The title really does say it all. The chaos at hand is the madness (quite literally) of bipolar disorder.
Perfect Chaos is told in two voices. Linea has bipolar disorder; Cinda is her mother. Reading about Linea’s battles with unidentifiable and inexplicable bouts of depression and feelings of pointlessness, about her struggle for diagnosis and treatment is heart-wrenching. Reading about Cinda watching Linea spiral out of control and then picking her up and carrying her (metaphorically and physically) when she literally couldn’t find the strength or the will to live is almost more so.
The story is presented chronologically, detailing the slide Linea’s health takes as she transitions from childhood to adolescence and then early adulthood, when the most severe symptoms presented themselves. Eventually, she devolves from a bright, talented young woman with the world at her feet into a puddle of a girl who cannot bring herself to care if she lives or dies, a girl who tries to find meaning in lines of coke, beer, and razor blades. At that point, her parents literally step in and save her life.
After an in-patient stint in a psychiatric facility that includes electroshock therapy, Linea tries to regain control as her physicians and her family try to figure out a plan for treatment and “recovery” – not only from the drugs and drinking and self-mutilation, but from the disease that has laid waste to her plans for her own life. The disease is always there and always a threat; she has to manage it as best she can with therapeutic treatments, but remain ever-vigilant for the signs of an oncoming episode and make herself ask for help when she needs it. It’s a difficult road for a young woman of twenty to put herself on, but Linea tries her best – and Cinda is always there, right beside her, no matter how rough the relapses get, no matter how scared her daughter’s mania and depression make her.
Mother and daughter have very different voices, but their stories are presented in equally clear, concise, and incredibly open language that conveys the manic (no pun intended) cycles of episodes and treatment that comprise Linea’s life. The book required a lot of energy to read; bipolar is emotional and infuriating and dramatic and perplexing and draining – and that’s just when you read about it. I can’t imagine the strength of character it takes to talk so openly and honestly about the most difficult times in one’s life. Or to be the friend or family member confronted with the onslaught of an episode – or its aftermath. Kudos to both women for their unflinching look at bipolar and its treatments, and for doing what they can to raise awareness and understanding.

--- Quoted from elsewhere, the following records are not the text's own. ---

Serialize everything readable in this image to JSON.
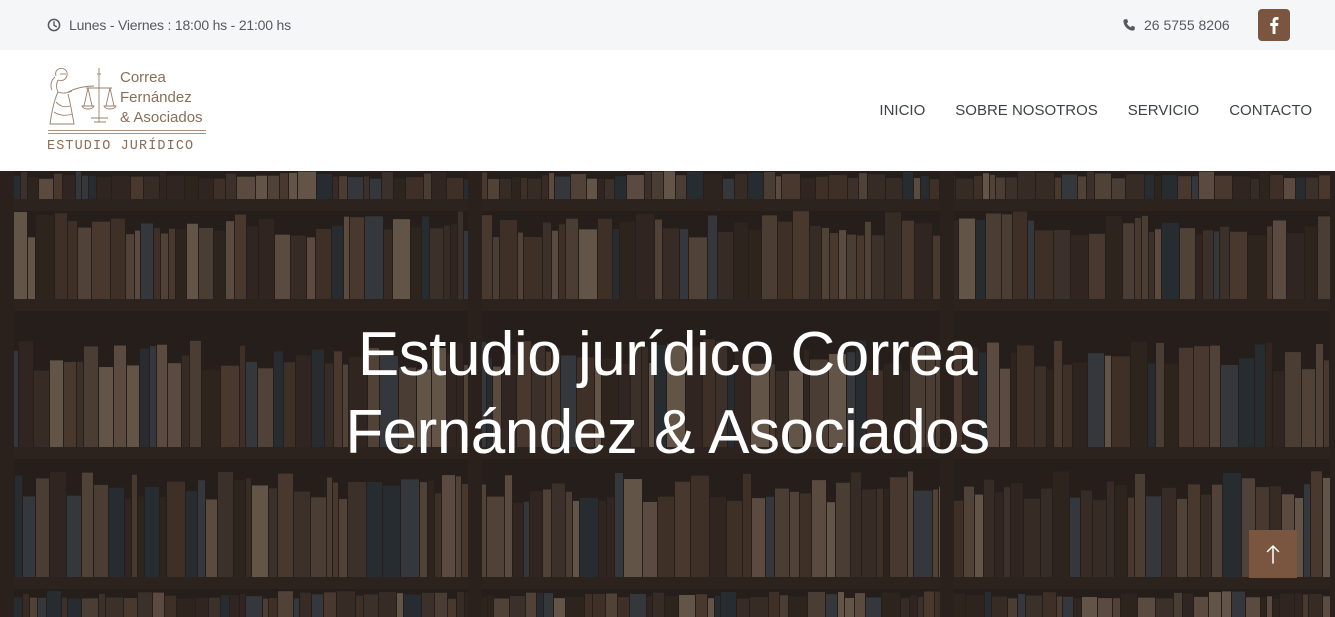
{
  "topbar": {
    "hours_icon": "clock-icon",
    "hours": "Lunes - Viernes : 18:00 hs - 21:00 hs",
    "phone_icon": "phone-icon",
    "phone": "26 5755 8206",
    "social_icon": "facebook-icon"
  },
  "logo": {
    "icon": "lady-justice-icon",
    "line1": "Correa",
    "line2": "Fernández",
    "line3": "& Asociados",
    "subtitle": "ESTUDIO JURÍDICO"
  },
  "nav": {
    "items": [
      {
        "label": "INICIO"
      },
      {
        "label": "SOBRE NOSOTROS"
      },
      {
        "label": "SERVICIO"
      },
      {
        "label": "CONTACTO"
      }
    ]
  },
  "hero": {
    "title_line1": "Estudio jurídico Correa",
    "title_line2": "Fernández & Asociados",
    "background": "bookshelf-photo"
  },
  "scroll_top": {
    "icon": "arrow-up-icon"
  },
  "colors": {
    "accent": "#7a5640",
    "topbar_bg": "#f5f6f8",
    "logo_text": "#8a6e58",
    "nav_text": "#3f4246"
  }
}
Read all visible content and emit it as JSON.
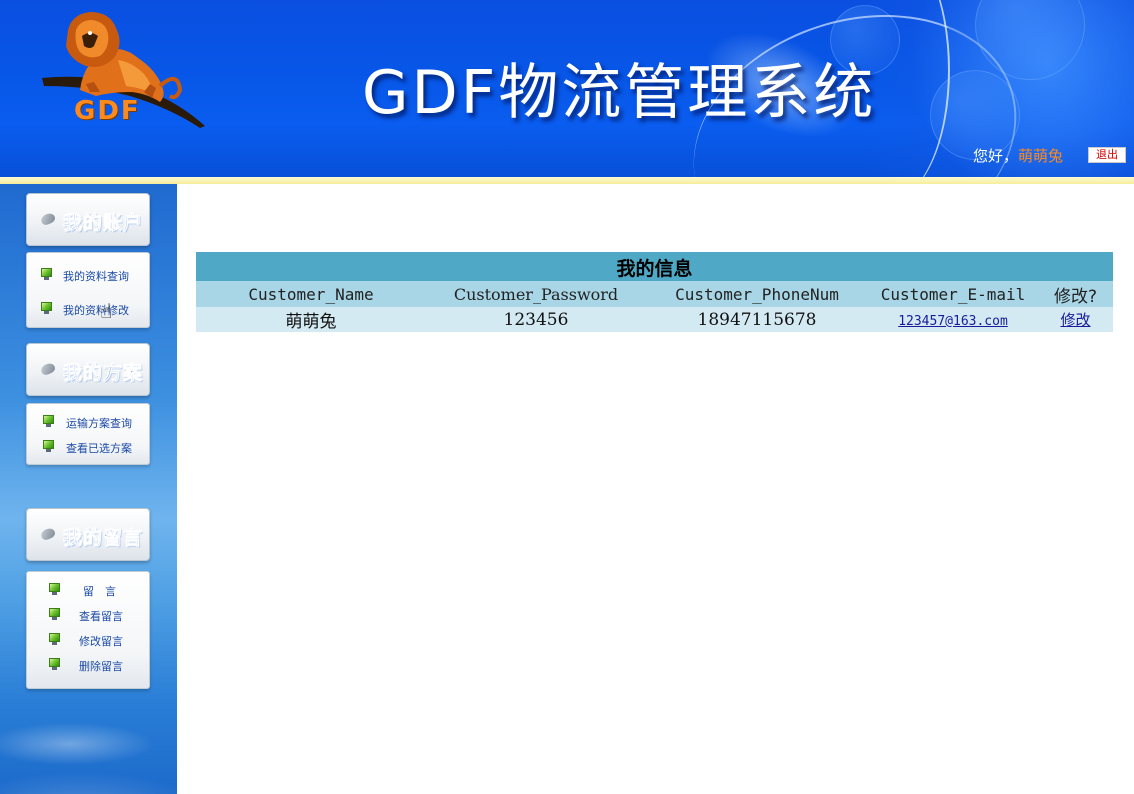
{
  "header": {
    "logo_text": "GDF",
    "title": "GDF物流管理系统",
    "greeting": "您好，",
    "username": "萌萌兔",
    "logout_label": "退出",
    "colors": {
      "header_blue": "#0757e8",
      "accent_orange": "#ff8a1c",
      "stripe_yellow": "#f6ee9c"
    }
  },
  "sidebar": {
    "sections": [
      {
        "title": "我的账户",
        "icon": "mouse-icon",
        "items": [
          {
            "label": "我的资料查询",
            "icon": "monitor-icon"
          },
          {
            "label": "我的资料修改",
            "icon": "monitor-icon"
          }
        ]
      },
      {
        "title": "我的方案",
        "icon": "mouse-icon",
        "items": [
          {
            "label": "运输方案查询",
            "icon": "monitor-icon"
          },
          {
            "label": "查看已选方案",
            "icon": "monitor-icon"
          }
        ]
      },
      {
        "title": "我的留言",
        "icon": "mouse-icon",
        "items": [
          {
            "label": "留　言",
            "icon": "monitor-icon"
          },
          {
            "label": "查看留言",
            "icon": "monitor-icon"
          },
          {
            "label": "修改留言",
            "icon": "monitor-icon"
          },
          {
            "label": "删除留言",
            "icon": "monitor-icon"
          }
        ]
      }
    ]
  },
  "info": {
    "title": "我的信息",
    "columns": [
      "Customer_Name",
      "Customer_Password",
      "Customer_PhoneNum",
      "Customer_E-mail",
      "修改?"
    ],
    "row": {
      "name": "萌萌兔",
      "password": "123456",
      "phone": "18947115678",
      "email": "123457@163.com",
      "edit_link": "修改"
    },
    "colors": {
      "title_bg": "#4fa9c6",
      "header_bg": "#a9d6e6",
      "row_bg": "#d3eaf2"
    }
  },
  "cursor": {
    "icon": "hand-pointer-icon"
  }
}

A former corporate attorney and government relations/health policy executive, Jill-Elizabeth walked away from that world (well, skipped actually) and toward a more literary life (equally challenging, but infinitely more enjoyable). If you enjoyed this review, please visit her at Jill-Elizabeth.com, the official home of All Things Jill-Elizabeth – that is, all of the teehees, musings, rants, book reviews, writing exercises, and witticisms of her burgeoning writing career.

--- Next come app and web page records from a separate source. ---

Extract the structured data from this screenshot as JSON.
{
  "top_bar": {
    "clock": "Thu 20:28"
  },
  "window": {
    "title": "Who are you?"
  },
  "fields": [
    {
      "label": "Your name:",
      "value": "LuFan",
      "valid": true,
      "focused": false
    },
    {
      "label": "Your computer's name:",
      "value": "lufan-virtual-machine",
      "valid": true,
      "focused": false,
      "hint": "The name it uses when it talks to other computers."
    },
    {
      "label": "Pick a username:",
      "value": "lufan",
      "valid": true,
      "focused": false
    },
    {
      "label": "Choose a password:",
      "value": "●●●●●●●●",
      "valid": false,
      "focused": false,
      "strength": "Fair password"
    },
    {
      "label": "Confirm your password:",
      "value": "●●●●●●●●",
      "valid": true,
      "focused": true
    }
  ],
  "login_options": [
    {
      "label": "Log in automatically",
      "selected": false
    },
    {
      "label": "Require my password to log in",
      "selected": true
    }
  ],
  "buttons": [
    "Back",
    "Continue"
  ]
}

Review copy was provided free of any obligation by Wunderkind PR. No monetary or any other form of compensation was received.